Ms Mclean moved into the property with her nine-year-old daughter and pet dog two months ago and was left “fuming” when she discovered the eye-watering selection of pills, painkillers and inhalers.
NHS Tayside has pledged to investigate the value of the massive haul and said the case highlighted the spiralling cost of wasted and unwanted medication in the region.
David Coulson, the health board’s associate director of pharmacy, said it was unlikely to be an isolated incident but insisted NHS Tayside is working hard to prevent patients needlessly stockpiling drugs.
“It’s really difficult to gauge the exact scale of the problem,” he said.
“I think a lot of people are being prescribed medication they don’t feel they need or can take and for whatever reason, are finding it difficult to communicate that to their GP or pharmacist.”
Mr Coulson revealed more than 42% of patients treated by the board’s acute frailty team were referred due to medicine-related causes, with confusion over prescriptions being one of the top reasons for admission.
“We have many older patients who may have multiple prescriptions given for multiple conditions and it can be very difficult to manage – that’s why we are looking to raise the issue of polypharmacy and hopefully refine the way we interact with patients,” he said.
NHS Tayside said all of the medication recovered from Ms Mclean’s home would be destroyed, as drugs that have been dispensed and collected by patients cannot be reused.
The health board spent a staggering £140 million on prescriptions last year, with unused or wasted medicines reported to cost the NHS at least £1.4 million.
Andrew Radley, consultant in public health for pharmacy, said patients should come forward if they feel they are being given too much medication or that it is not working properly.
“They mustn’t just put it away in a store cupboard,” he said.

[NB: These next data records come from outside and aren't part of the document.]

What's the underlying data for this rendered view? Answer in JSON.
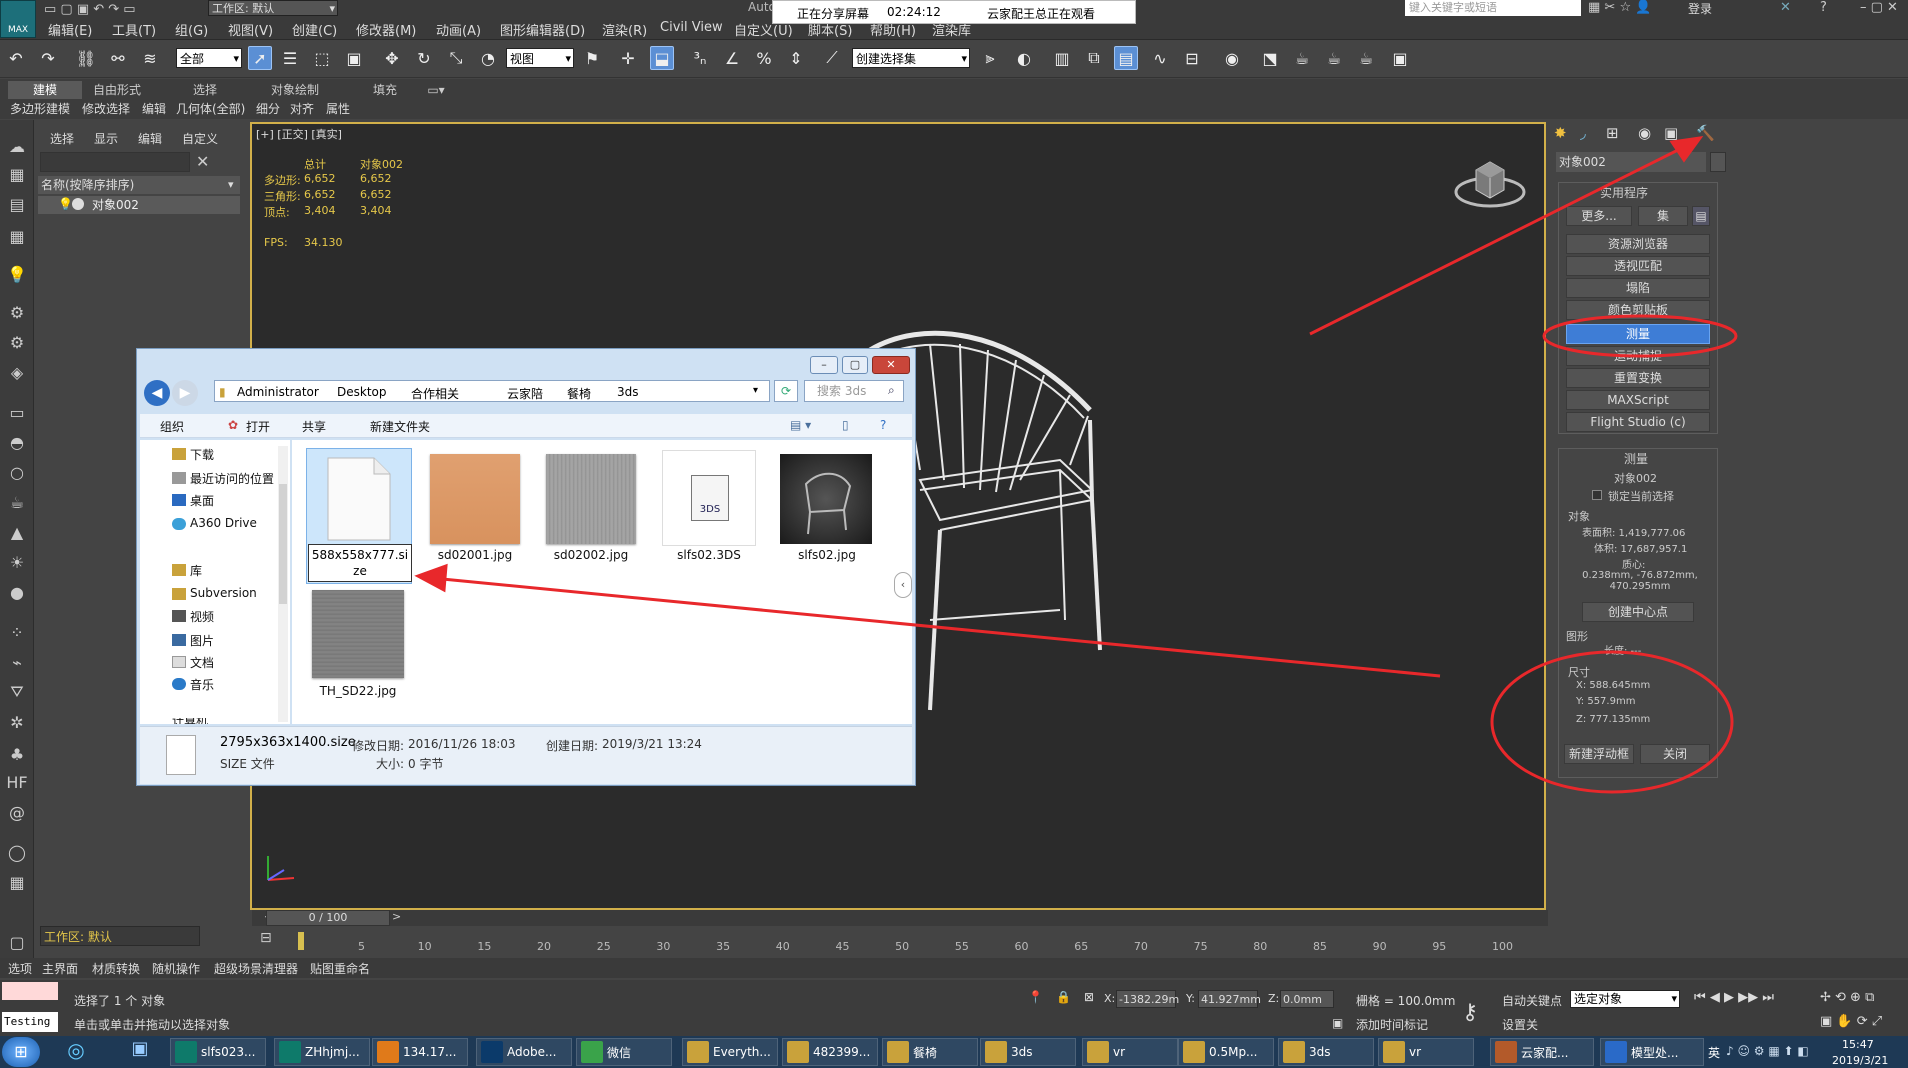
{
  "app": {
    "logo_text": "MAX"
  },
  "menu": {
    "items": [
      "编辑(E)",
      "工具(T)",
      "组(G)",
      "视图(V)",
      "创建(C)",
      "修改器(M)",
      "动画(A)",
      "图形编辑器(D)",
      "渲染(R)",
      "Civil View",
      "自定义(U)",
      "脚本(S)",
      "帮助(H)",
      "渲染库"
    ],
    "workspace_label": "工作区: 默认",
    "search_placeholder": "键入关键字或短语",
    "login": "登录"
  },
  "share_bar": {
    "status": "正在分享屏幕",
    "time": "02:24:12",
    "viewer": "云家配王总正在观看",
    "app_partial": "Auto"
  },
  "toolbar": {
    "selection_filter": "全部",
    "view_dropdown": "视图",
    "selection_set": "创建选择集"
  },
  "ribbon": {
    "tabs": [
      "建模",
      "自由形式",
      "选择",
      "对象绘制",
      "填充"
    ],
    "items": [
      "多边形建模",
      "修改选择",
      "编辑",
      "几何体(全部)",
      "细分",
      "对齐",
      "属性"
    ]
  },
  "scene_explorer": {
    "tabs": [
      "选择",
      "显示",
      "编辑",
      "自定义"
    ],
    "column_header": "名称(按降序排序)",
    "object": "对象002",
    "workspace": "工作区: 默认"
  },
  "viewport": {
    "label": "[+] [正交] [真实]",
    "stats": {
      "col_total": "总计",
      "col_object": "对象002",
      "rows": [
        {
          "label": "多边形:",
          "total": "6,652",
          "object": "6,652"
        },
        {
          "label": "三角形:",
          "total": "6,652",
          "object": "6,652"
        },
        {
          "label": "顶点:",
          "total": "3,404",
          "object": "3,404"
        }
      ],
      "fps_label": "FPS:",
      "fps_value": "34.130"
    }
  },
  "command_panel": {
    "object_name": "对象002",
    "utilities_title": "实用程序",
    "more_button": "更多...",
    "sets_button": "集",
    "utilities": [
      "资源浏览器",
      "透视匹配",
      "塌陷",
      "颜色剪贴板",
      "测量",
      "运动捕捉",
      "重置变换",
      "MAXScript",
      "Flight Studio (c)"
    ],
    "selected_utility": "测量",
    "measure": {
      "title": "测量",
      "object": "对象002",
      "lock_label": "锁定当前选择",
      "objects_group": "对象",
      "surface_area": "表面积: 1,419,777.06",
      "volume": "体积: 17,687,957.1",
      "center_label": "质心:",
      "center_value": "0.238mm, -76.872mm, 470.295mm",
      "create_center": "创建中心点",
      "shapes_group": "图形",
      "length": "长度: ---",
      "dimensions_group": "尺寸",
      "x": "X:  588.645mm",
      "y": "Y:  557.9mm",
      "z": "Z:  777.135mm",
      "new_floater": "新建浮动框",
      "close": "关闭"
    }
  },
  "timeline": {
    "frame": "0 / 100",
    "ticks": [
      "5",
      "10",
      "15",
      "20",
      "25",
      "30",
      "35",
      "40",
      "45",
      "50",
      "55",
      "60",
      "65",
      "70",
      "75",
      "80",
      "85",
      "90",
      "95",
      "100"
    ]
  },
  "bottom_tabs": [
    "选项",
    "主界面",
    "材质转换",
    "随机操作",
    "超级场景清理器",
    "贴图重命名"
  ],
  "status": {
    "selected": "选择了 1 个 对象",
    "hint": "单击或单击并拖动以选择对象",
    "script_box": "Testing f",
    "x": "-1382.29m",
    "y": "41.927mm",
    "z": "0.0mm",
    "grid": "栅格 = 100.0mm",
    "add_time_tag": "添加时间标记",
    "auto_key": "自动关键点",
    "set_key": "设置关",
    "key_filter": "选定对象",
    "x_label": "X:",
    "y_label": "Y:",
    "z_label": "Z:"
  },
  "explorer_window": {
    "path": [
      "Administrator",
      "Desktop",
      "合作相关",
      "云家陪",
      "餐椅",
      "3ds"
    ],
    "search_placeholder": "搜索 3ds",
    "commands": [
      "组织",
      "打开",
      "共享",
      "新建文件夹"
    ],
    "nav": [
      "下载",
      "最近访问的位置",
      "桌面",
      "A360 Drive",
      "库",
      "Subversion",
      "视频",
      "图片",
      "文档",
      "音乐",
      "计算机"
    ],
    "files": [
      {
        "name": "588x558x777.size"
      },
      {
        "name": "sd02001.jpg"
      },
      {
        "name": "sd02002.jpg"
      },
      {
        "name": "slfs02.3DS",
        "icon_text": "3DS"
      },
      {
        "name": "slfs02.jpg"
      },
      {
        "name": "TH_SD22.jpg"
      }
    ],
    "details": {
      "filename": "2795x363x1400.size",
      "modified_label": "修改日期:",
      "modified": "2016/11/26 18:03",
      "created_label": "创建日期:",
      "created": "2019/3/21 13:24",
      "type": "SIZE 文件",
      "size_label": "大小:",
      "size": "0 字节"
    }
  },
  "taskbar": {
    "tasks": [
      "slfs023...",
      "ZHhjmj...",
      "134.17...",
      "Adobe...",
      "微信",
      "Everyth...",
      "482399...",
      "餐椅",
      "3ds",
      "vr",
      "0.5Mp...",
      "3ds",
      "vr",
      "云家配...",
      "模型处..."
    ],
    "ime": "英",
    "time": "15:47",
    "date": "2019/3/21"
  },
  "colors": {
    "accent": "#3e7dd6",
    "viewport_border": "#d2b04a",
    "annotation_red": "#e8282b",
    "stats_yellow": "#e6c84a"
  }
}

“There are of course risks with keeping medicines for a long time, such as them not working when you do eventually go to take them but there is also the fact these essential resources could instead have been used to help someone who really needed them.”